§ MATERIAL SHOWN
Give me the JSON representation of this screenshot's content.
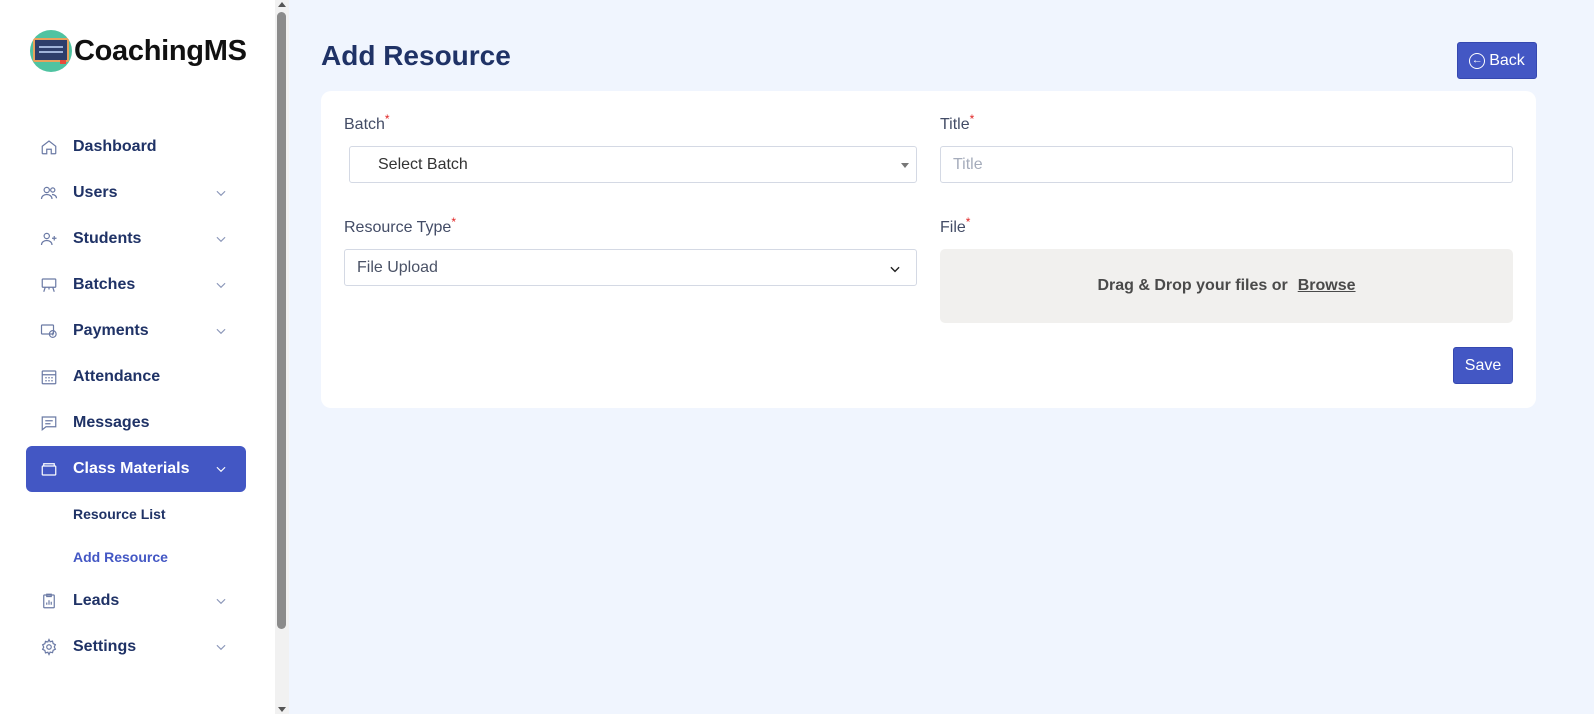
{
  "brand": {
    "name": "CoachingMS"
  },
  "sidebar": {
    "items": [
      {
        "label": "Dashboard",
        "icon": "home-icon",
        "expandable": false
      },
      {
        "label": "Users",
        "icon": "users-icon",
        "expandable": true
      },
      {
        "label": "Students",
        "icon": "user-plus-icon",
        "expandable": true
      },
      {
        "label": "Batches",
        "icon": "easel-icon",
        "expandable": true
      },
      {
        "label": "Payments",
        "icon": "payment-icon",
        "expandable": true
      },
      {
        "label": "Attendance",
        "icon": "calendar-icon",
        "expandable": false
      },
      {
        "label": "Messages",
        "icon": "message-icon",
        "expandable": false
      },
      {
        "label": "Class Materials",
        "icon": "briefcase-icon",
        "expandable": true,
        "active": true,
        "children": [
          {
            "label": "Resource List"
          },
          {
            "label": "Add Resource",
            "current": true
          }
        ]
      },
      {
        "label": "Leads",
        "icon": "clipboard-icon",
        "expandable": true
      },
      {
        "label": "Settings",
        "icon": "gear-icon",
        "expandable": true
      }
    ]
  },
  "header": {
    "title": "Add Resource",
    "back_label": "Back"
  },
  "form": {
    "batch": {
      "label": "Batch",
      "required_mark": "*",
      "value": "Select Batch"
    },
    "title": {
      "label": "Title",
      "required_mark": "*",
      "placeholder": "Title",
      "value": ""
    },
    "resource_type": {
      "label": "Resource Type",
      "required_mark": "*",
      "value": "File Upload"
    },
    "file": {
      "label": "File",
      "required_mark": "*",
      "drop_text": "Drag & Drop your files or",
      "browse_label": "Browse"
    },
    "save_label": "Save"
  },
  "colors": {
    "accent": "#4357c4",
    "background": "#f0f5fe",
    "required": "#e02424",
    "heading": "#1f3266"
  }
}
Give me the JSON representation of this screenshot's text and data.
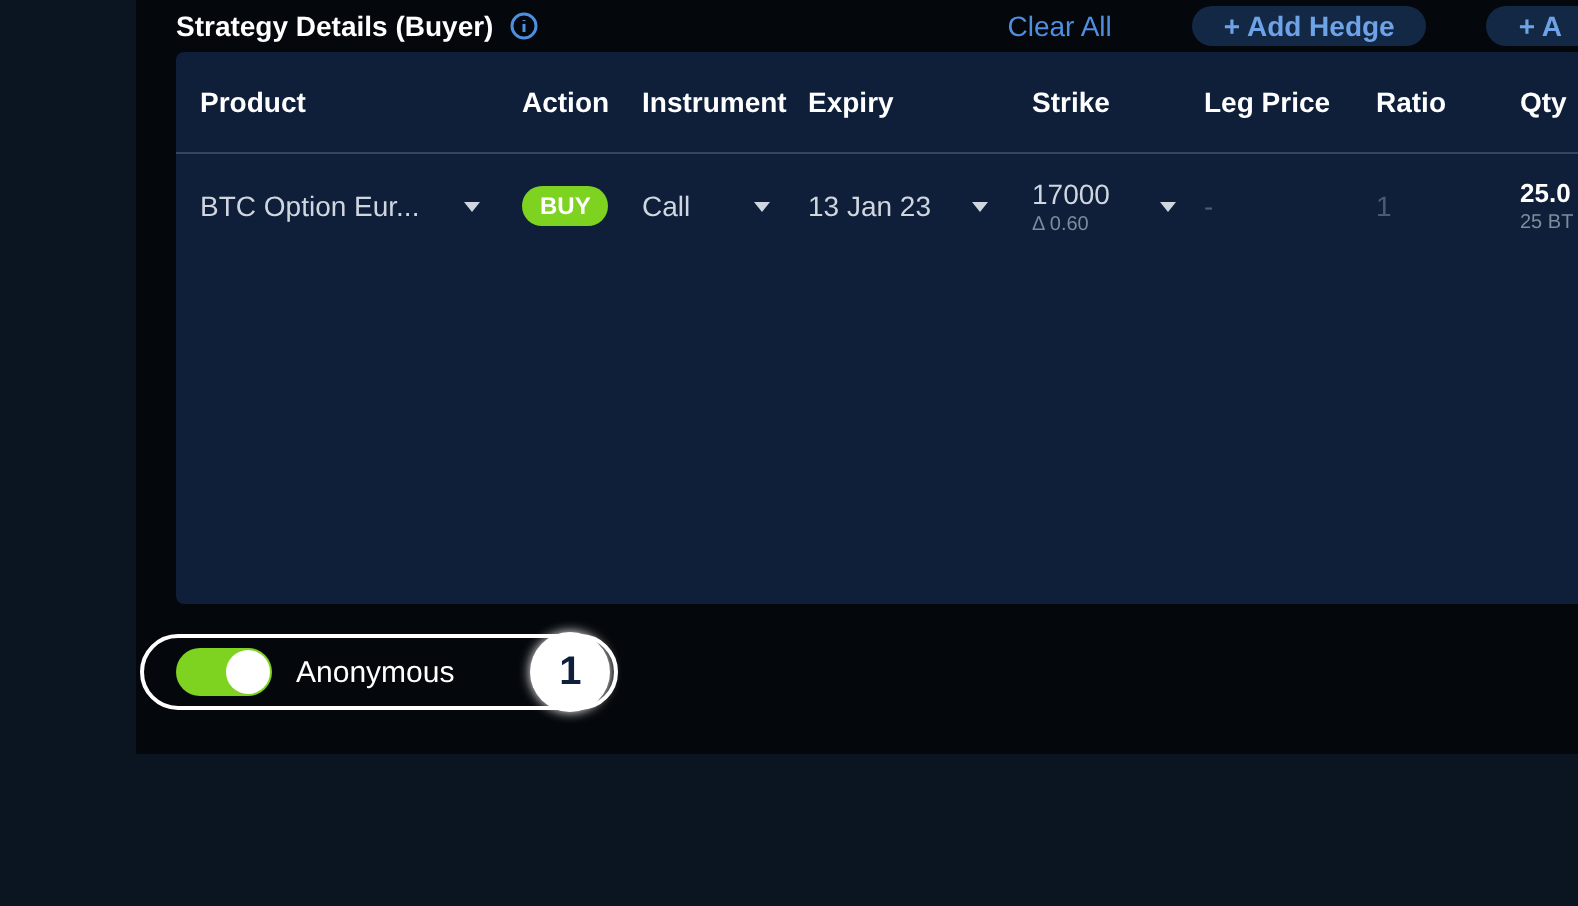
{
  "section": {
    "title": "Strategy Details (Buyer)",
    "clear_label": "Clear All",
    "buttons": [
      {
        "icon": "+",
        "label": "Add Hedge"
      },
      {
        "icon": "+",
        "label": "A"
      }
    ]
  },
  "table": {
    "columns": [
      "Product",
      "Action",
      "Instrument",
      "Expiry",
      "Strike",
      "Leg Price",
      "Ratio",
      "Qty"
    ],
    "rows": [
      {
        "product": "BTC Option Eur...",
        "action": "BUY",
        "instrument": "Call",
        "expiry": "13 Jan 23",
        "strike": "17000",
        "delta": "Δ 0.60",
        "leg_price": "-",
        "ratio": "1",
        "qty": "25.0",
        "qty_unit": "25 BT"
      }
    ]
  },
  "anonymous": {
    "label": "Anonymous",
    "on": true,
    "step": "1"
  }
}
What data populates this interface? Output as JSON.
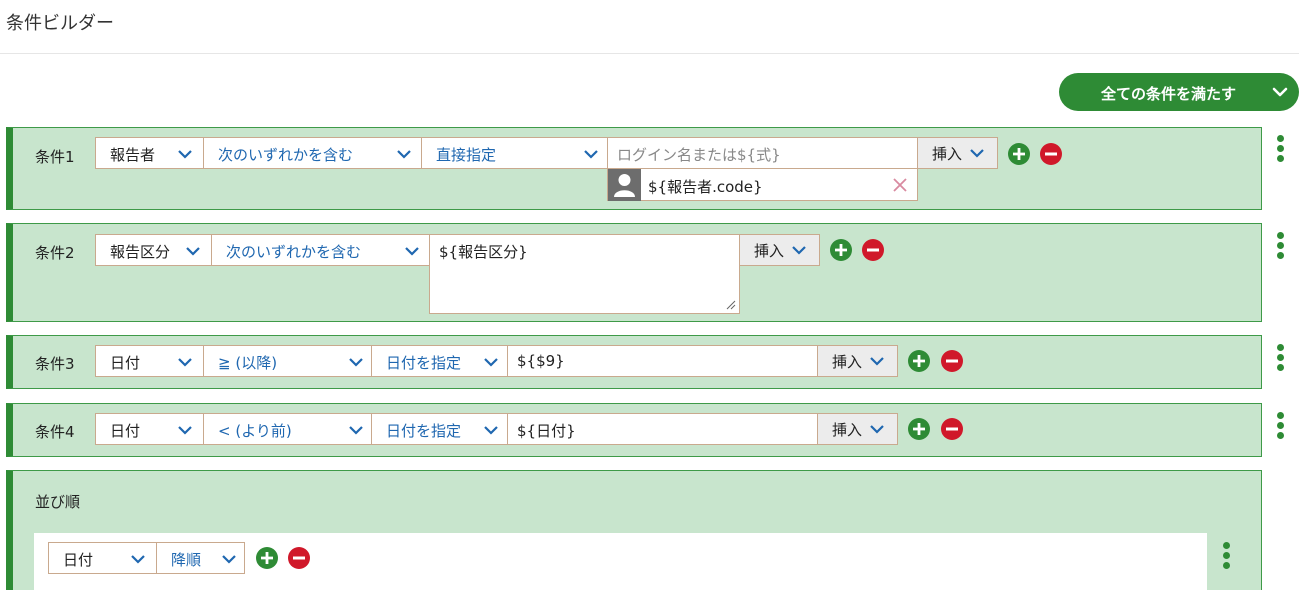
{
  "page": {
    "title": "条件ビルダー"
  },
  "match_mode": {
    "label": "全ての条件を満たす"
  },
  "insert_label": "挿入",
  "conditions": [
    {
      "label": "条件1",
      "field": "報告者",
      "operator": "次のいずれかを含む",
      "mode": "直接指定",
      "input_placeholder": "ログイン名または${式}",
      "chip": "${報告者.code}"
    },
    {
      "label": "条件2",
      "field": "報告区分",
      "operator": "次のいずれかを含む",
      "value": "${報告区分}"
    },
    {
      "label": "条件3",
      "field": "日付",
      "operator": "≧ (以降)",
      "mode": "日付を指定",
      "value": "${$9}"
    },
    {
      "label": "条件4",
      "field": "日付",
      "operator": "< (より前)",
      "mode": "日付を指定",
      "value": "${日付}"
    }
  ],
  "sort": {
    "title": "並び順",
    "field": "日付",
    "direction": "降順"
  },
  "colors": {
    "accent_green": "#2e8b35",
    "panel_bg": "#c8e5cd",
    "remove_red": "#d0182a",
    "link_blue": "#1f67b0"
  }
}
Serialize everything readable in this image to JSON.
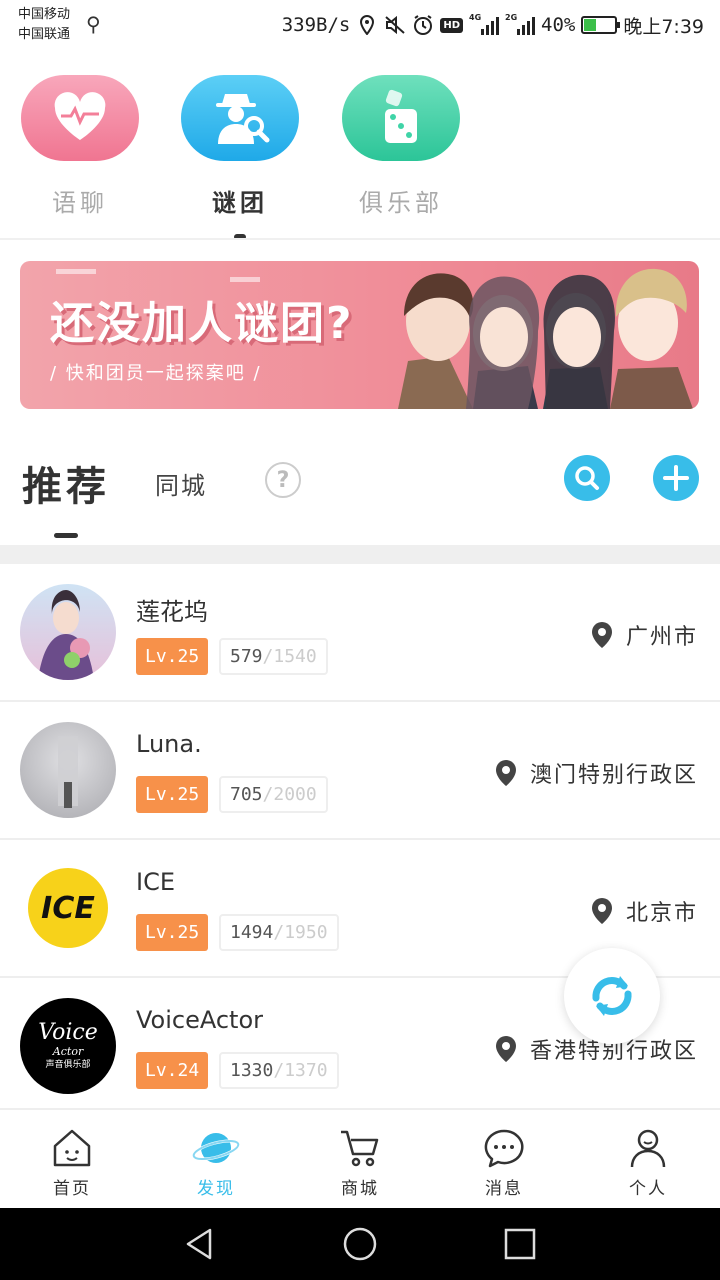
{
  "status_bar": {
    "carrier1": "中国移动",
    "carrier2": "中国联通",
    "speed": "339B/s",
    "net1": "4G",
    "net2": "2G",
    "battery": "40%",
    "battery_level": 0.4,
    "time": "晚上7:39"
  },
  "categories": [
    {
      "label": "语聊",
      "icon": "heart-pulse-icon",
      "color": "#f37f99"
    },
    {
      "label": "谜团",
      "icon": "detective-icon",
      "color": "#2fb8ef"
    },
    {
      "label": "俱乐部",
      "icon": "dice-icon",
      "color": "#3fd4a7"
    }
  ],
  "banner": {
    "title": "还没加人谜团?",
    "subtitle": "/ 快和团员一起探案吧 /"
  },
  "section_tabs": {
    "recommend": "推荐",
    "same_city": "同城",
    "help": "?"
  },
  "rooms": [
    {
      "name": "莲花坞",
      "level": "Lv.25",
      "exp_current": "579",
      "exp_total": "1540",
      "location": "广州市"
    },
    {
      "name": "Luna.",
      "level": "Lv.25",
      "exp_current": "705",
      "exp_total": "2000",
      "location": "澳门特别行政区"
    },
    {
      "name": "ICE",
      "level": "Lv.25",
      "exp_current": "1494",
      "exp_total": "1950",
      "location": "北京市"
    },
    {
      "name": "VoiceActor",
      "level": "Lv.24",
      "exp_current": "1330",
      "exp_total": "1370",
      "location": "香港特别行政区"
    }
  ],
  "avatars": {
    "ice_text": "ICE",
    "voice_text": "Voice",
    "actor_text": "Actor",
    "voice_club": "声音俱乐部"
  },
  "bottom_nav": [
    {
      "label": "首页",
      "icon": "home-icon"
    },
    {
      "label": "发现",
      "icon": "planet-icon"
    },
    {
      "label": "商城",
      "icon": "cart-icon"
    },
    {
      "label": "消息",
      "icon": "chat-icon"
    },
    {
      "label": "个人",
      "icon": "person-icon"
    }
  ],
  "colors": {
    "accent": "#38bde9",
    "level_badge": "#f7914a",
    "banner": "#f08d98"
  }
}
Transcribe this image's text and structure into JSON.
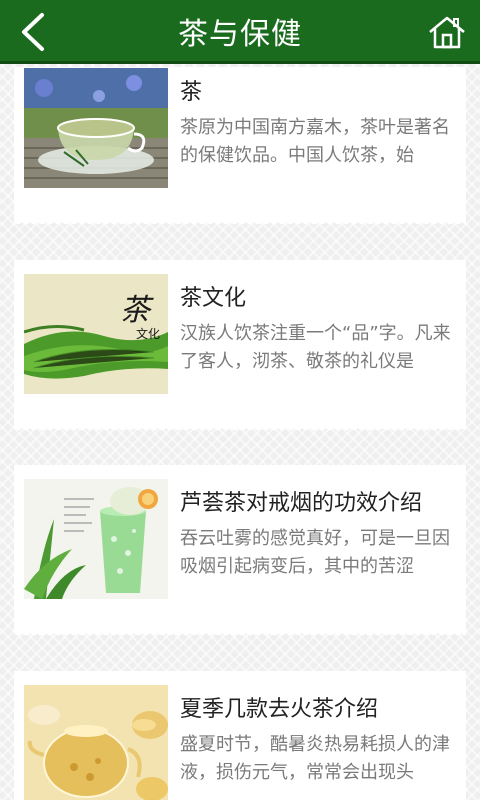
{
  "header": {
    "title": "茶与保健",
    "back_icon": "chevron-left-icon",
    "home_icon": "home-icon",
    "bar_color": "#1b6b1f"
  },
  "articles": [
    {
      "title": "茶",
      "summary": "茶原为中国南方嘉木，茶叶是著名的保健饮品。中国人饮茶，始",
      "image": "glass-teacup-photo"
    },
    {
      "title": "茶文化",
      "summary": "汉族人饮茶注重一个“品”字。凡来了客人，沏茶、敬茶的礼仪是",
      "image": "tea-plantation-calligraphy-photo",
      "image_caption_big": "茶",
      "image_caption_small": "文化"
    },
    {
      "title": "芦荟茶对戒烟的功效介绍",
      "summary": "吞云吐雾的感觉真好，可是一旦因吸烟引起病变后，其中的苦涩",
      "image": "aloe-vera-drink-photo"
    },
    {
      "title": "夏季几款去火茶介绍",
      "summary": "盛夏时节，酷暑炎热易耗损人的津液，损伤元气，常常会出现头",
      "image": "glass-teapot-photo"
    }
  ]
}
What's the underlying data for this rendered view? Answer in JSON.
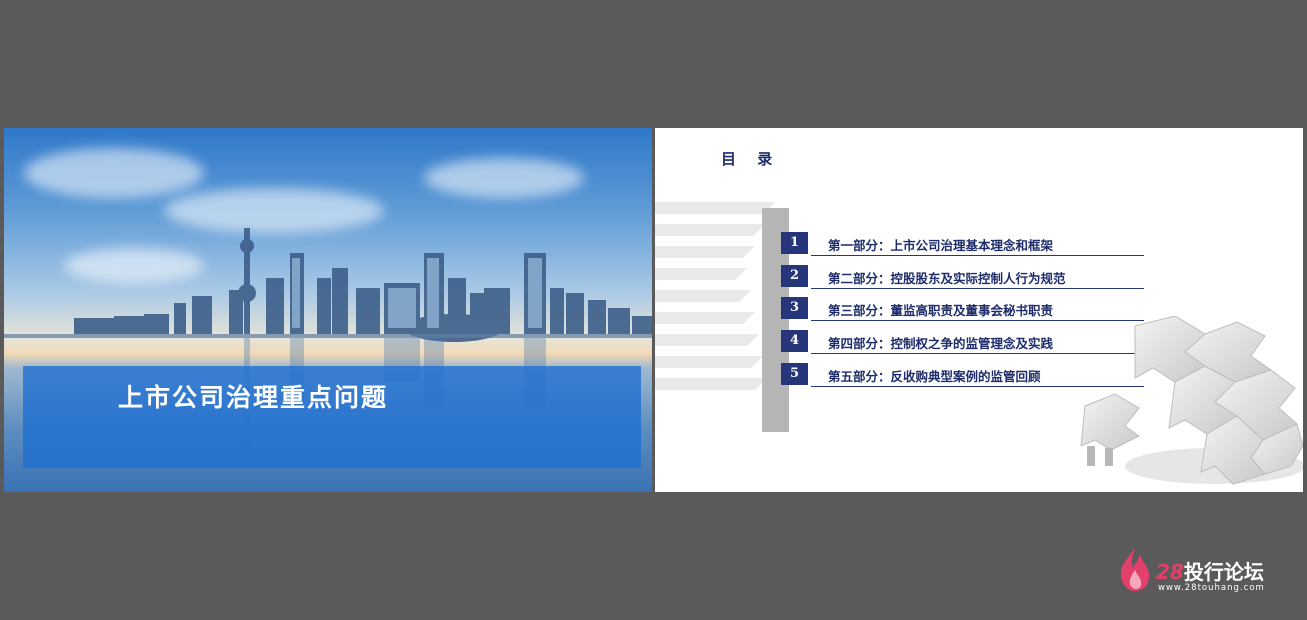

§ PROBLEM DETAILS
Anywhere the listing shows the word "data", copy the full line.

§ WRITTEN RESPONSE
Give me the JSON representation of this screenshot's text and data.
What data populates this interface? Output as JSON.
What's the underlying data for this rendered view? Answer in JSON.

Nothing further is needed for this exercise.